Denmark must reduce cattle to be serious about cutting emissions – academic – The Post

Denmark must reduce cattle to be serious about cutting emissions – academic

An academic at Aarhus University advocates the reduction of cattle in Denmark to lower CO2 emissions from agriculture

Future agriculture should function without animal husbandry, claims Professor Jørgen E Olesen (picture: Geraint Rowland/Flickr)
October 10th, 2018 10:50 am| by Laura Geigenberger
Facebooktwittergoogle_pluspinterestmail

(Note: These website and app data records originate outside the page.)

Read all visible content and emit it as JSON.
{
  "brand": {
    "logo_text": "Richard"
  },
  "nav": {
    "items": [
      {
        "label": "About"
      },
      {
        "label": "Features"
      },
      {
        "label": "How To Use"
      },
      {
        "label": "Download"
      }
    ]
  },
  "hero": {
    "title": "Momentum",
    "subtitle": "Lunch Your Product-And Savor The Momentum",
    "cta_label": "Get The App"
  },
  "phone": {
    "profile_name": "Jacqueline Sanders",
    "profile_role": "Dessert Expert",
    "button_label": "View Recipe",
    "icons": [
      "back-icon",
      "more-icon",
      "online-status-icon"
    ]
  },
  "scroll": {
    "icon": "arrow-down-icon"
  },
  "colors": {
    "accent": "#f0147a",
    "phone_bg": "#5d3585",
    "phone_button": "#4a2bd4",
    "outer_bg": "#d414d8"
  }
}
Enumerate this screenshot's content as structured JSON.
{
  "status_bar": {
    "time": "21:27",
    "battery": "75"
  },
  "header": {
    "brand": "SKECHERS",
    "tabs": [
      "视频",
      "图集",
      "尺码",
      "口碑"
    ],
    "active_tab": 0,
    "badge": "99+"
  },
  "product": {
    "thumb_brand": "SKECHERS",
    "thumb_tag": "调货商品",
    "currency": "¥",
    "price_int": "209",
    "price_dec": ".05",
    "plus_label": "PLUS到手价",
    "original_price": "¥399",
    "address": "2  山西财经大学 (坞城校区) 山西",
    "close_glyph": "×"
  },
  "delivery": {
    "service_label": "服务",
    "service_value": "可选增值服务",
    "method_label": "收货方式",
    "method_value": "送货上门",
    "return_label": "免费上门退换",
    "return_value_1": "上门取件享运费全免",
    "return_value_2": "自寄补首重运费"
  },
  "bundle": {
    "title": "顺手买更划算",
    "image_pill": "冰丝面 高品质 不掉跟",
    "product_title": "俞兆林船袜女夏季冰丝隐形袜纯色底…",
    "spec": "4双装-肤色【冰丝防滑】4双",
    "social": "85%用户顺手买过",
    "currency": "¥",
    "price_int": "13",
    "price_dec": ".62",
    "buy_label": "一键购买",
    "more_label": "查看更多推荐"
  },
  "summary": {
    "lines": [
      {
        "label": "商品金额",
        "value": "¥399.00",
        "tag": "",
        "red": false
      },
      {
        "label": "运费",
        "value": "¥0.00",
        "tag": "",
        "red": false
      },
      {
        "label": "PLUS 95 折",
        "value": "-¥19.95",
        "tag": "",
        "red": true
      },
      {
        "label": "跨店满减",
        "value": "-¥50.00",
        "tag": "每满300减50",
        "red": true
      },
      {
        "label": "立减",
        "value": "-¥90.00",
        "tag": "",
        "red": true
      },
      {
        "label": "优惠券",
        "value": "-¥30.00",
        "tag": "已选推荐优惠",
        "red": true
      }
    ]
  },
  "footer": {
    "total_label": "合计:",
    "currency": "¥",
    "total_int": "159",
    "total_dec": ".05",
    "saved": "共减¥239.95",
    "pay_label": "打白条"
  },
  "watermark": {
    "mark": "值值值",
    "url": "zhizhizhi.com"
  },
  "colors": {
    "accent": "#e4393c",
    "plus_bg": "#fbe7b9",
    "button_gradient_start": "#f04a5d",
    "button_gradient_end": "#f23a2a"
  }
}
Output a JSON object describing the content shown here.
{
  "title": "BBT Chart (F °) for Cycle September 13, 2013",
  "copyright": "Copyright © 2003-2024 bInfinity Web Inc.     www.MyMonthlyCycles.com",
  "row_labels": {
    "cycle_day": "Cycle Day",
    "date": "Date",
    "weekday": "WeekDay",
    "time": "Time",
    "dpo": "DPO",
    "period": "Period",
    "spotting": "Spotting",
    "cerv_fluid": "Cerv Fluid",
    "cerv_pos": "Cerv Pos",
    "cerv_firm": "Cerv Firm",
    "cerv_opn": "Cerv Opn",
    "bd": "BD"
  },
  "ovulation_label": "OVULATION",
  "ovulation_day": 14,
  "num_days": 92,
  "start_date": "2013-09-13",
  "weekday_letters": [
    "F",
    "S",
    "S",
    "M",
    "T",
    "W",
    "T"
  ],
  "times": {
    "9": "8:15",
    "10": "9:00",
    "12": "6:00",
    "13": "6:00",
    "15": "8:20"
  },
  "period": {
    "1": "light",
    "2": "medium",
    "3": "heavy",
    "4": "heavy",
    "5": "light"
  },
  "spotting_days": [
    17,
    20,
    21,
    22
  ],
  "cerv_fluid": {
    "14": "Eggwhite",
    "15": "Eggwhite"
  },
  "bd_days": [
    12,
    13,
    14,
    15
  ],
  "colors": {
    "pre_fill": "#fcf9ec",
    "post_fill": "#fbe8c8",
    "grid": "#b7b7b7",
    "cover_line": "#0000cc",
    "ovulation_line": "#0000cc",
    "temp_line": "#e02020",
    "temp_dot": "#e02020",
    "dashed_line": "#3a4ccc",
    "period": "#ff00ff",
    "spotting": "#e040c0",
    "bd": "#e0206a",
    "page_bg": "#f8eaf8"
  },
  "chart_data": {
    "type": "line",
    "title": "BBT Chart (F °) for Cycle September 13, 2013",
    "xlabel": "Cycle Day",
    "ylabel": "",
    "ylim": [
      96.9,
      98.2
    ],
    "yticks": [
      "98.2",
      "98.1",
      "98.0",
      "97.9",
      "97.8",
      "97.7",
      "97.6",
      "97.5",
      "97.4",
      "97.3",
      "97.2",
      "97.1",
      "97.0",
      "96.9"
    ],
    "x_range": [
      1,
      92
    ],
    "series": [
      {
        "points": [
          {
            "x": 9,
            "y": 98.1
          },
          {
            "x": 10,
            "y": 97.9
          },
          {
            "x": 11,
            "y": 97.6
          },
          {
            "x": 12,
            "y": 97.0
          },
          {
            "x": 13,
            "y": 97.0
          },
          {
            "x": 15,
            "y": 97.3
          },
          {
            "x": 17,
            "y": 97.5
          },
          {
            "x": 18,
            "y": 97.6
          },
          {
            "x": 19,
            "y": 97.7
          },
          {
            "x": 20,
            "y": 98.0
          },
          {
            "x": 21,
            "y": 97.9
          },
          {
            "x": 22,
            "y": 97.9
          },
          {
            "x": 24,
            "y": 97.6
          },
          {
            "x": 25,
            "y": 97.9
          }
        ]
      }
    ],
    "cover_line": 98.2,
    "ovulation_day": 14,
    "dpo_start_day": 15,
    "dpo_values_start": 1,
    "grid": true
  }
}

Cattle is one of ‘agriculture’s sinners’ in terms of releasing climate gases – after all, a cow burp is about 25 times more potent than an equivalent CO2 emission and they account for 40 percent of all greenhouse gas emissions in the Danish agriculture sector.

READ ALSO: New grass to reduce cow-burping methane emissions

Less animals, new foods
Therefore, in order to counter the carbon emissions of agriculture, Jørgen E Olesen, a professor of agriculture and climate change at Aarhus University, is urging Denmark to “reduce cattle stocks and stop cultivating all carbon-rich lava soil in Denmark” as soon as possible, reports Ingeniøren.

Olesen would like Denmark to find new methods of reducing the emissions from farm animals – cattle in particular – as well as developing new ways of cultivating food.

Worldwide changes required
A new report from Aarhus University’s National Center for Food and Agriculture has now outlined five measures including changes to the feeding of cattle, biogas production and slurry acidification in barns. The goal is to reduce million of tonnes of annual agricultural CO2e in Denmark until 2030.

According to Olesen, however, those changes are still not effective enough.

“Such instruments can only reduce emissions to a certain level since CO2 emissions in agriculture are a direct consequence of the simple fact that we are cultivating farmland and keeping cattle at all,” he told Ingeniøren.

“We have to bring our emissions below the 14 million tonnes of CO2 currently allowed by the EU. In the future, we’ll have to set ourselves on an agriculture without animals as well as on the consumption of artificial or plant-based meat and dairy products.”

Nevertheless, he acknowledged that such a radical transformation requires not only changes in Denmark but rather globally – both the mentality and practices of about half a billion farms worldwide.